countersued, seeking a declaration that NF&M must cover
Ms. Willis's claim and alleging that NF&M was
negligent in its dealings with Infini.
motion for judgment on the pleadings pursuant to Federal Rule
of Civil Procedure 12(c) is “properly granted when,
taking all allegations in the pleading as true, the moving
party is entitled to judgment as a matter of law.”
Merchants Home Delivery Serv., Inc. v. Frank B. Hall
& Co., 50 F.3d 1486, 1488 (9th Cir.
1995); Fajardo v. Cty. Of L.A., 179 F.3d 698, 699
(9th Cir. 1999). The moving party must
“clearly establish[ ] on the face of the pleadings that
no material issue of fact remains to be resolved.”
Hal Roach Studios, Inc. v. Richard Feiner & Co.,
Inc., 896 F.2d 1542, 1550 (9th Cir. 1989). A motion for
judgment on the pleadings is “functionally
identical” to a Rule 12(b)(6) motion, and so the same
standard of review is used in both. Cafasso ex rel. v.
General Dynamics C4 Systems, Inc., 637, F.3d 1047, 1054
n. 4 (9th Cir. 2011) (quoting Dworkin v. Hustler
Magazine, Inc., 867 F.2d 1188, 1192 (9th Cir. 1989)).
The court generally may not consider matters outside the
pleadings without converting the motion into a motion for
summary judgment. Fed.R.Civ.P. 12(d). However, the court may
“consider documents on which the complaint
necessar[ily] relies.” Rosa v. Cutter Pontiac Buick
GMC of Waipahu, Inc., 120 Fed.Appx. 76, 77 (9th Cir.
2005) (finding that a sales contract and its addendum were
documents upon which the complaint necessarily relied).
parties dispute whether Ms. Willis's claim against Infini
falls into NF&M's prior acts policy exclusion. The
facts Infini claims are in dispute are actually disagreements
over the legal significance of facts that are not in dispute.
The parties have included the relevant language from the

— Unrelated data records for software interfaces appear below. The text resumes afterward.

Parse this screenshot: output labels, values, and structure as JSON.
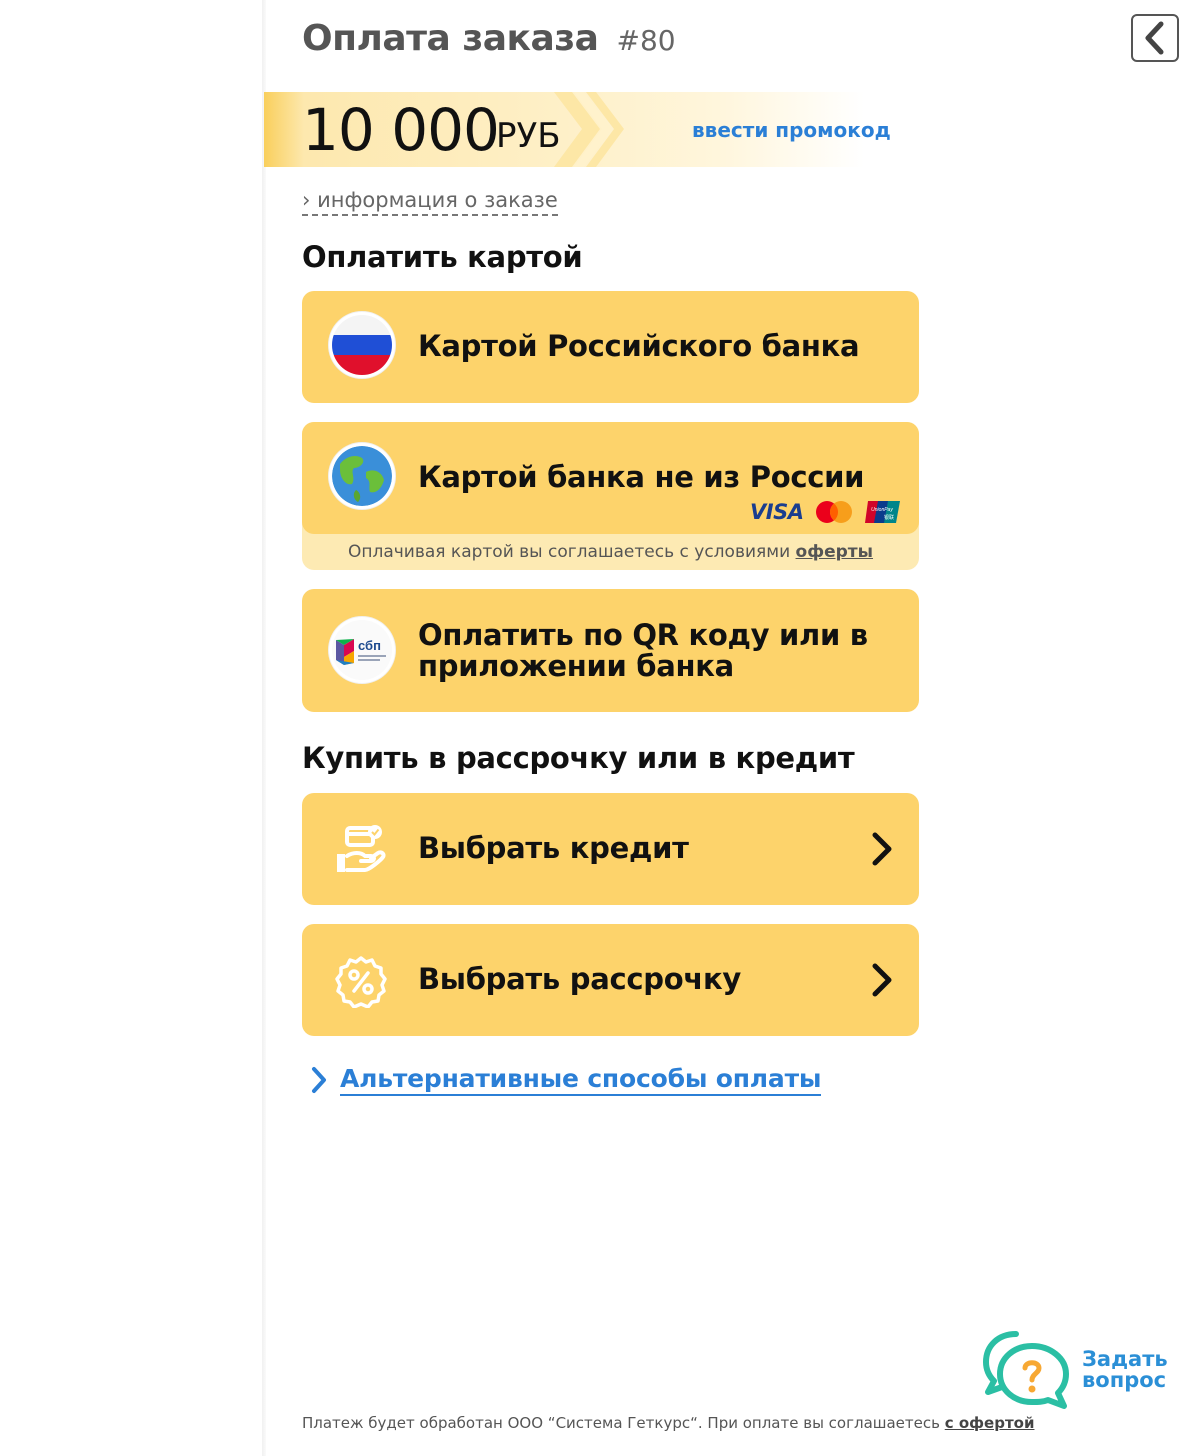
{
  "header": {
    "title": "Оплата заказа",
    "order_number": "#80",
    "back_icon": "chevron-left-icon"
  },
  "price": {
    "amount": "10 000",
    "currency": "РУБ",
    "promo_link": "ввести промокод"
  },
  "order_info_link": "› информация о заказе",
  "card_section": {
    "title": "Оплатить картой",
    "options": [
      {
        "label": "Картой Российского банка",
        "icon": "russia-flag-icon"
      },
      {
        "label": "Картой банка не из России",
        "icon": "globe-icon",
        "brands": [
          "VISA",
          "mastercard",
          "UnionPay"
        ]
      },
      {
        "label_line1": "Оплатить по QR коду или в",
        "label_line2": "приложении банка",
        "icon": "sbp-logo-icon"
      }
    ],
    "terms_prefix": "Оплачивая картой вы соглашаетесь с условиями ",
    "terms_link": "оферты"
  },
  "credit_section": {
    "title": "Купить в рассрочку или в кредит",
    "options": [
      {
        "label": "Выбрать кредит",
        "icon": "hand-card-icon"
      },
      {
        "label": "Выбрать рассрочку",
        "icon": "percent-badge-icon"
      }
    ]
  },
  "alt_payment_link": "Альтернативные способы оплаты",
  "ask_question": {
    "line1": "Задать",
    "line2": "вопрос"
  },
  "footer": {
    "text": "Платеж будет обработан ООО “Система Геткурс“. При оплате вы соглашаетесь ",
    "link": "с офертой"
  },
  "colors": {
    "card_bg": "#fdd36b",
    "link": "#2b7fd6",
    "chat_teal": "#2bbfa4"
  }
}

insurance policy in their complaints, but the Court is also
permitted to consider the insurance policy itself as the
complaint necessarily relies on it.
The Insurance Policy's ...